Problem
Everything in the records must appear again exactly, except the images.

Information supplied
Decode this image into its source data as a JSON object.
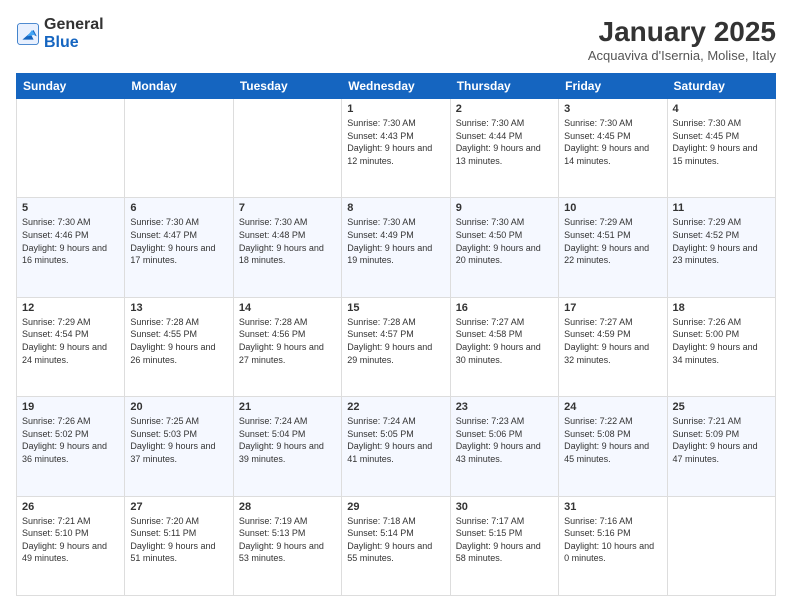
{
  "logo": {
    "line1": "General",
    "line2": "Blue"
  },
  "header": {
    "month": "January 2025",
    "location": "Acquaviva d'Isernia, Molise, Italy"
  },
  "days_of_week": [
    "Sunday",
    "Monday",
    "Tuesday",
    "Wednesday",
    "Thursday",
    "Friday",
    "Saturday"
  ],
  "weeks": [
    [
      {
        "day": "",
        "info": ""
      },
      {
        "day": "",
        "info": ""
      },
      {
        "day": "",
        "info": ""
      },
      {
        "day": "1",
        "info": "Sunrise: 7:30 AM\nSunset: 4:43 PM\nDaylight: 9 hours and 12 minutes."
      },
      {
        "day": "2",
        "info": "Sunrise: 7:30 AM\nSunset: 4:44 PM\nDaylight: 9 hours and 13 minutes."
      },
      {
        "day": "3",
        "info": "Sunrise: 7:30 AM\nSunset: 4:45 PM\nDaylight: 9 hours and 14 minutes."
      },
      {
        "day": "4",
        "info": "Sunrise: 7:30 AM\nSunset: 4:45 PM\nDaylight: 9 hours and 15 minutes."
      }
    ],
    [
      {
        "day": "5",
        "info": "Sunrise: 7:30 AM\nSunset: 4:46 PM\nDaylight: 9 hours and 16 minutes."
      },
      {
        "day": "6",
        "info": "Sunrise: 7:30 AM\nSunset: 4:47 PM\nDaylight: 9 hours and 17 minutes."
      },
      {
        "day": "7",
        "info": "Sunrise: 7:30 AM\nSunset: 4:48 PM\nDaylight: 9 hours and 18 minutes."
      },
      {
        "day": "8",
        "info": "Sunrise: 7:30 AM\nSunset: 4:49 PM\nDaylight: 9 hours and 19 minutes."
      },
      {
        "day": "9",
        "info": "Sunrise: 7:30 AM\nSunset: 4:50 PM\nDaylight: 9 hours and 20 minutes."
      },
      {
        "day": "10",
        "info": "Sunrise: 7:29 AM\nSunset: 4:51 PM\nDaylight: 9 hours and 22 minutes."
      },
      {
        "day": "11",
        "info": "Sunrise: 7:29 AM\nSunset: 4:52 PM\nDaylight: 9 hours and 23 minutes."
      }
    ],
    [
      {
        "day": "12",
        "info": "Sunrise: 7:29 AM\nSunset: 4:54 PM\nDaylight: 9 hours and 24 minutes."
      },
      {
        "day": "13",
        "info": "Sunrise: 7:28 AM\nSunset: 4:55 PM\nDaylight: 9 hours and 26 minutes."
      },
      {
        "day": "14",
        "info": "Sunrise: 7:28 AM\nSunset: 4:56 PM\nDaylight: 9 hours and 27 minutes."
      },
      {
        "day": "15",
        "info": "Sunrise: 7:28 AM\nSunset: 4:57 PM\nDaylight: 9 hours and 29 minutes."
      },
      {
        "day": "16",
        "info": "Sunrise: 7:27 AM\nSunset: 4:58 PM\nDaylight: 9 hours and 30 minutes."
      },
      {
        "day": "17",
        "info": "Sunrise: 7:27 AM\nSunset: 4:59 PM\nDaylight: 9 hours and 32 minutes."
      },
      {
        "day": "18",
        "info": "Sunrise: 7:26 AM\nSunset: 5:00 PM\nDaylight: 9 hours and 34 minutes."
      }
    ],
    [
      {
        "day": "19",
        "info": "Sunrise: 7:26 AM\nSunset: 5:02 PM\nDaylight: 9 hours and 36 minutes."
      },
      {
        "day": "20",
        "info": "Sunrise: 7:25 AM\nSunset: 5:03 PM\nDaylight: 9 hours and 37 minutes."
      },
      {
        "day": "21",
        "info": "Sunrise: 7:24 AM\nSunset: 5:04 PM\nDaylight: 9 hours and 39 minutes."
      },
      {
        "day": "22",
        "info": "Sunrise: 7:24 AM\nSunset: 5:05 PM\nDaylight: 9 hours and 41 minutes."
      },
      {
        "day": "23",
        "info": "Sunrise: 7:23 AM\nSunset: 5:06 PM\nDaylight: 9 hours and 43 minutes."
      },
      {
        "day": "24",
        "info": "Sunrise: 7:22 AM\nSunset: 5:08 PM\nDaylight: 9 hours and 45 minutes."
      },
      {
        "day": "25",
        "info": "Sunrise: 7:21 AM\nSunset: 5:09 PM\nDaylight: 9 hours and 47 minutes."
      }
    ],
    [
      {
        "day": "26",
        "info": "Sunrise: 7:21 AM\nSunset: 5:10 PM\nDaylight: 9 hours and 49 minutes."
      },
      {
        "day": "27",
        "info": "Sunrise: 7:20 AM\nSunset: 5:11 PM\nDaylight: 9 hours and 51 minutes."
      },
      {
        "day": "28",
        "info": "Sunrise: 7:19 AM\nSunset: 5:13 PM\nDaylight: 9 hours and 53 minutes."
      },
      {
        "day": "29",
        "info": "Sunrise: 7:18 AM\nSunset: 5:14 PM\nDaylight: 9 hours and 55 minutes."
      },
      {
        "day": "30",
        "info": "Sunrise: 7:17 AM\nSunset: 5:15 PM\nDaylight: 9 hours and 58 minutes."
      },
      {
        "day": "31",
        "info": "Sunrise: 7:16 AM\nSunset: 5:16 PM\nDaylight: 10 hours and 0 minutes."
      },
      {
        "day": "",
        "info": ""
      }
    ]
  ]
}
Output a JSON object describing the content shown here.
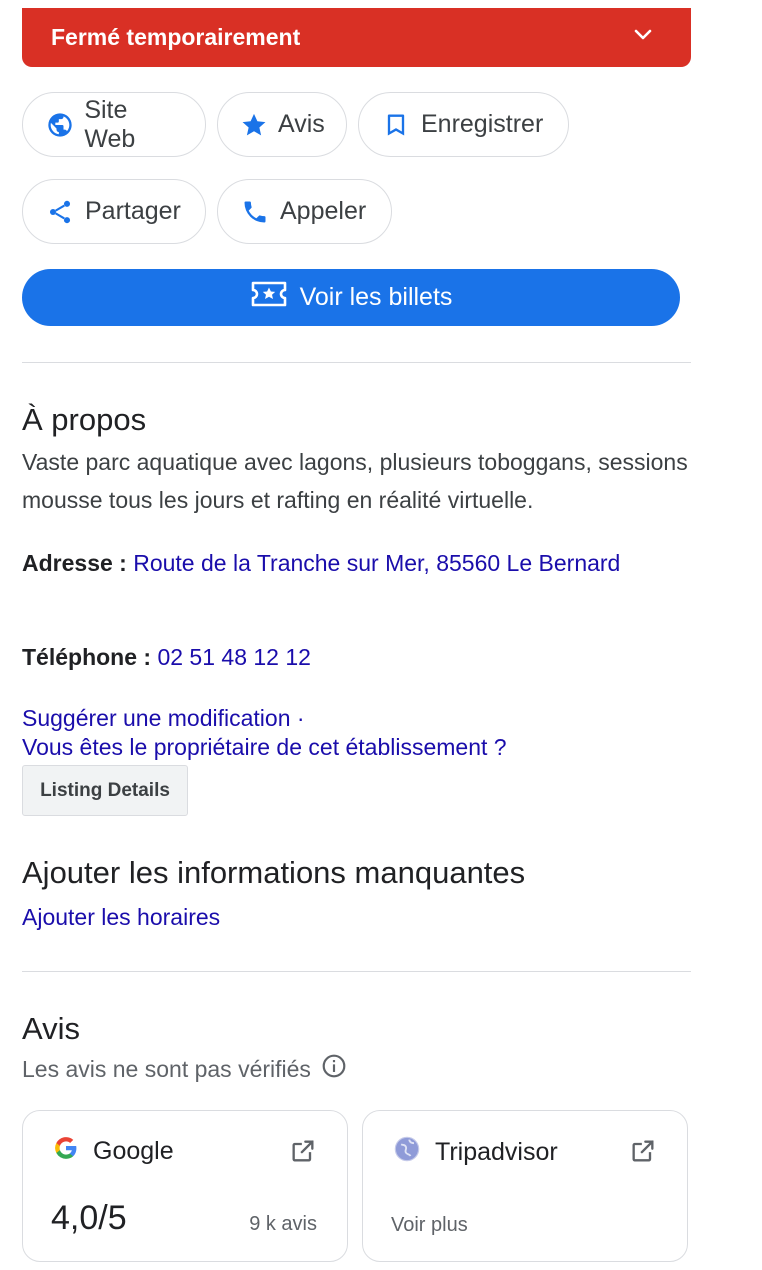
{
  "status": {
    "label": "Fermé temporairement"
  },
  "actions": {
    "website": "Site Web",
    "reviews": "Avis",
    "save": "Enregistrer",
    "share": "Partager",
    "call": "Appeler",
    "tickets": "Voir les billets"
  },
  "about": {
    "title": "À propos",
    "description": "Vaste parc aquatique avec lagons, plusieurs toboggans, sessions mousse tous les jours et rafting en réalité virtuelle.",
    "address_label": "Adresse :",
    "address_value": "Route de la Tranche sur Mer, 85560 Le Bernard",
    "phone_label": "Téléphone :",
    "phone_value": "02 51 48 12 12",
    "suggest_edit": "Suggérer une modification ·",
    "owner_question": "Vous êtes le propriétaire de cet établissement ?",
    "listing_details": "Listing Details"
  },
  "missing": {
    "title": "Ajouter les informations manquantes",
    "add_hours": "Ajouter les horaires"
  },
  "reviews": {
    "title": "Avis",
    "subtitle": "Les avis ne sont pas vérifiés",
    "cards": [
      {
        "source": "Google",
        "rating": "4,0/5",
        "count": "9 k avis"
      },
      {
        "source": "Tripadvisor",
        "more": "Voir plus"
      }
    ]
  },
  "colors": {
    "closed_banner": "#d93025",
    "primary": "#1a73e8",
    "link": "#1a0dab"
  }
}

Exercise output
Decode this image into its source data as a JSON object.
{
  "logo": {
    "line1": "General",
    "line2": "Blue"
  },
  "header": {
    "month": "January 2025",
    "location": "Acquaviva d'Isernia, Molise, Italy"
  },
  "days_of_week": [
    "Sunday",
    "Monday",
    "Tuesday",
    "Wednesday",
    "Thursday",
    "Friday",
    "Saturday"
  ],
  "weeks": [
    [
      {
        "day": "",
        "info": ""
      },
      {
        "day": "",
        "info": ""
      },
      {
        "day": "",
        "info": ""
      },
      {
        "day": "1",
        "info": "Sunrise: 7:30 AM\nSunset: 4:43 PM\nDaylight: 9 hours and 12 minutes."
      },
      {
        "day": "2",
        "info": "Sunrise: 7:30 AM\nSunset: 4:44 PM\nDaylight: 9 hours and 13 minutes."
      },
      {
        "day": "3",
        "info": "Sunrise: 7:30 AM\nSunset: 4:45 PM\nDaylight: 9 hours and 14 minutes."
      },
      {
        "day": "4",
        "info": "Sunrise: 7:30 AM\nSunset: 4:45 PM\nDaylight: 9 hours and 15 minutes."
      }
    ],
    [
      {
        "day": "5",
        "info": "Sunrise: 7:30 AM\nSunset: 4:46 PM\nDaylight: 9 hours and 16 minutes."
      },
      {
        "day": "6",
        "info": "Sunrise: 7:30 AM\nSunset: 4:47 PM\nDaylight: 9 hours and 17 minutes."
      },
      {
        "day": "7",
        "info": "Sunrise: 7:30 AM\nSunset: 4:48 PM\nDaylight: 9 hours and 18 minutes."
      },
      {
        "day": "8",
        "info": "Sunrise: 7:30 AM\nSunset: 4:49 PM\nDaylight: 9 hours and 19 minutes."
      },
      {
        "day": "9",
        "info": "Sunrise: 7:30 AM\nSunset: 4:50 PM\nDaylight: 9 hours and 20 minutes."
      },
      {
        "day": "10",
        "info": "Sunrise: 7:29 AM\nSunset: 4:51 PM\nDaylight: 9 hours and 22 minutes."
      },
      {
        "day": "11",
        "info": "Sunrise: 7:29 AM\nSunset: 4:52 PM\nDaylight: 9 hours and 23 minutes."
      }
    ],
    [
      {
        "day": "12",
        "info": "Sunrise: 7:29 AM\nSunset: 4:54 PM\nDaylight: 9 hours and 24 minutes."
      },
      {
        "day": "13",
        "info": "Sunrise: 7:28 AM\nSunset: 4:55 PM\nDaylight: 9 hours and 26 minutes."
      },
      {
        "day": "14",
        "info": "Sunrise: 7:28 AM\nSunset: 4:56 PM\nDaylight: 9 hours and 27 minutes."
      },
      {
        "day": "15",
        "info": "Sunrise: 7:28 AM\nSunset: 4:57 PM\nDaylight: 9 hours and 29 minutes."
      },
      {
        "day": "16",
        "info": "Sunrise: 7:27 AM\nSunset: 4:58 PM\nDaylight: 9 hours and 30 minutes."
      },
      {
        "day": "17",
        "info": "Sunrise: 7:27 AM\nSunset: 4:59 PM\nDaylight: 9 hours and 32 minutes."
      },
      {
        "day": "18",
        "info": "Sunrise: 7:26 AM\nSunset: 5:00 PM\nDaylight: 9 hours and 34 minutes."
      }
    ],
    [
      {
        "day": "19",
        "info": "Sunrise: 7:26 AM\nSunset: 5:02 PM\nDaylight: 9 hours and 36 minutes."
      },
      {
        "day": "20",
        "info": "Sunrise: 7:25 AM\nSunset: 5:03 PM\nDaylight: 9 hours and 37 minutes."
      },
      {
        "day": "21",
        "info": "Sunrise: 7:24 AM\nSunset: 5:04 PM\nDaylight: 9 hours and 39 minutes."
      },
      {
        "day": "22",
        "info": "Sunrise: 7:24 AM\nSunset: 5:05 PM\nDaylight: 9 hours and 41 minutes."
      },
      {
        "day": "23",
        "info": "Sunrise: 7:23 AM\nSunset: 5:06 PM\nDaylight: 9 hours and 43 minutes."
      },
      {
        "day": "24",
        "info": "Sunrise: 7:22 AM\nSunset: 5:08 PM\nDaylight: 9 hours and 45 minutes."
      },
      {
        "day": "25",
        "info": "Sunrise: 7:21 AM\nSunset: 5:09 PM\nDaylight: 9 hours and 47 minutes."
      }
    ],
    [
      {
        "day": "26",
        "info": "Sunrise: 7:21 AM\nSunset: 5:10 PM\nDaylight: 9 hours and 49 minutes."
      },
      {
        "day": "27",
        "info": "Sunrise: 7:20 AM\nSunset: 5:11 PM\nDaylight: 9 hours and 51 minutes."
      },
      {
        "day": "28",
        "info": "Sunrise: 7:19 AM\nSunset: 5:13 PM\nDaylight: 9 hours and 53 minutes."
      },
      {
        "day": "29",
        "info": "Sunrise: 7:18 AM\nSunset: 5:14 PM\nDaylight: 9 hours and 55 minutes."
      },
      {
        "day": "30",
        "info": "Sunrise: 7:17 AM\nSunset: 5:15 PM\nDaylight: 9 hours and 58 minutes."
      },
      {
        "day": "31",
        "info": "Sunrise: 7:16 AM\nSunset: 5:16 PM\nDaylight: 10 hours and 0 minutes."
      },
      {
        "day": "",
        "info": ""
      }
    ]
  ]
}
Output a JSON object describing the content shown here.
{
  "status": {
    "label": "Fermé temporairement"
  },
  "actions": {
    "website": "Site Web",
    "reviews": "Avis",
    "save": "Enregistrer",
    "share": "Partager",
    "call": "Appeler",
    "tickets": "Voir les billets"
  },
  "about": {
    "title": "À propos",
    "description": "Vaste parc aquatique avec lagons, plusieurs toboggans, sessions mousse tous les jours et rafting en réalité virtuelle.",
    "address_label": "Adresse :",
    "address_value": "Route de la Tranche sur Mer, 85560 Le Bernard",
    "phone_label": "Téléphone :",
    "phone_value": "02 51 48 12 12",
    "suggest_edit": "Suggérer une modification ·",
    "owner_question": "Vous êtes le propriétaire de cet établissement ?",
    "listing_details": "Listing Details"
  },
  "missing": {
    "title": "Ajouter les informations manquantes",
    "add_hours": "Ajouter les horaires"
  },
  "reviews": {
    "title": "Avis",
    "subtitle": "Les avis ne sont pas vérifiés",
    "cards": [
      {
        "source": "Google",
        "rating": "4,0/5",
        "count": "9 k avis"
      },
      {
        "source": "Tripadvisor",
        "more": "Voir plus"
      }
    ]
  },
  "colors": {
    "closed_banner": "#d93025",
    "primary": "#1a73e8",
    "link": "#1a0dab"
  }
}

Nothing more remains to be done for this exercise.